There is also a distinct lack of hand-holding in the game. Brief controls such as running, jumping, and eating are explained, but core aspects of the game are left empty for players to struggle through. I learned on my second playthrough that mother lynx does not need to eat or drink ever. Eating prey will provide a temporary boost to stamina that disappears the next time you sprint, but the normal amount of stamina is plenty for hunting. The mother lynx can go an entire 2 years without eating so much as a mouse and be just fine, kittens on the other hand require an endless supply of lesser mammals or they’ll succumb to the hunger after several minutes.

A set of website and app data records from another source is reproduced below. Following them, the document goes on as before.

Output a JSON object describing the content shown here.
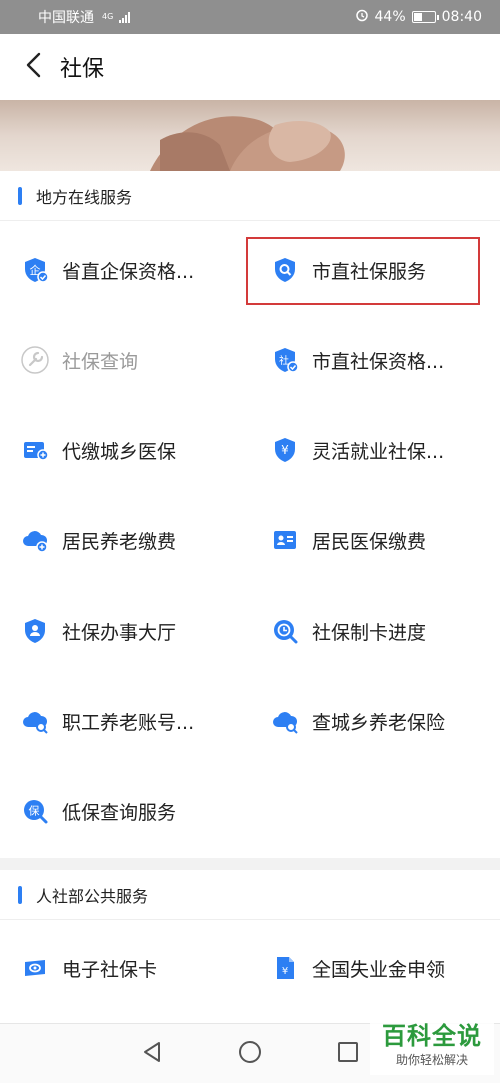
{
  "status_bar": {
    "carrier": "中国联通",
    "network": "4G",
    "battery": "44%",
    "battery_level": 0.44,
    "time": "08:40"
  },
  "header": {
    "title": "社保",
    "back_icon": "chevron-left-icon"
  },
  "sections": [
    {
      "title": "地方在线服务",
      "items": [
        {
          "label": "省直企保资格...",
          "icon": "shield-person-icon",
          "enabled": true
        },
        {
          "label": "市直社保服务",
          "icon": "shield-search-icon",
          "enabled": true,
          "highlighted": true
        },
        {
          "label": "社保查询",
          "icon": "wrench-icon",
          "enabled": false
        },
        {
          "label": "市直社保资格...",
          "icon": "shield-check-icon",
          "enabled": true
        },
        {
          "label": "代缴城乡医保",
          "icon": "card-plus-icon",
          "enabled": true
        },
        {
          "label": "灵活就业社保...",
          "icon": "shield-yen-icon",
          "enabled": true
        },
        {
          "label": "居民养老缴费",
          "icon": "cloud-plus-icon",
          "enabled": true
        },
        {
          "label": "居民医保缴费",
          "icon": "id-card-icon",
          "enabled": true
        },
        {
          "label": "社保办事大厅",
          "icon": "shield-user-icon",
          "enabled": true
        },
        {
          "label": "社保制卡进度",
          "icon": "clock-search-icon",
          "enabled": true
        },
        {
          "label": "职工养老账号...",
          "icon": "cloud-search-icon",
          "enabled": true
        },
        {
          "label": "查城乡养老保险",
          "icon": "cloud-search-icon",
          "enabled": true
        },
        {
          "label": "低保查询服务",
          "icon": "bao-search-icon",
          "enabled": true
        }
      ]
    },
    {
      "title": "人社部公共服务",
      "items": [
        {
          "label": "电子社保卡",
          "icon": "card-icon",
          "enabled": true
        },
        {
          "label": "全国失业金申领",
          "icon": "document-yen-icon",
          "enabled": true
        }
      ]
    }
  ],
  "nav_bar": {
    "back": "triangle-back-icon",
    "home": "circle-home-icon",
    "recent": "square-recent-icon"
  },
  "watermark": {
    "title": "百科全说",
    "subtitle": "助你轻松解决"
  },
  "colors": {
    "accent": "#2d7ff3",
    "highlight": "#d33a3a",
    "disabled": "#9a9a9a",
    "watermark": "#2c9a3d"
  }
}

Another frustration for the game was the scent function. By pressing right mouse the map shifts darker, highlighting prey in red and marking landmarks as well as where your kittens are. This is essential for tracking prey as they are little dots on a huge map otherwise. However, this scent function only works if the player is not pressing any other button at the same time. That means when you need it most, such as when you’re sprinting after a white rabbit on the white snow covered tundra, the function is blocked. I couldn’t tell if this was an intentional design decision or a bug, but either way it was extremely frustrating.
To top off the whole lack of game criticism is that Shelter 2 is very short. One full playthrough clocks in at about one hour. As soon as the credits rolled I couldn’t help but say out loud “That’s it?”. I can’t say that I felt cheated, but more that I hadn’t really been playing or having all that much fun leading up to the end of the game. There is the option to continue a new game playing as one of the surviving kittens, thus continuing the family tree of the lynx. However each new game is identical to the first, with the exact same introduction and exact same kittens being born.
Final Verdict: 6.5
I can really appreciate the type of story and world that Shelter 2 was trying to present. The game world crafted by Might and Delight was beautiful and unique among it’s peers. Taking the risk to form the concept of playing as an animal striving to protect it’s young from the dangerous of the world was a nice change of pace from the typical video game. However there just isn’t enough game present for Shelter 2 to be really fun. Gamers with a more artistic side will appreciate the ascetics, distinct art style, and allegories to the struggles of motherhood. But gamers craving fun will only be left hungry.
So what do you think? Played Shelter 2 and dissagree with my review? Let me know in the comments below!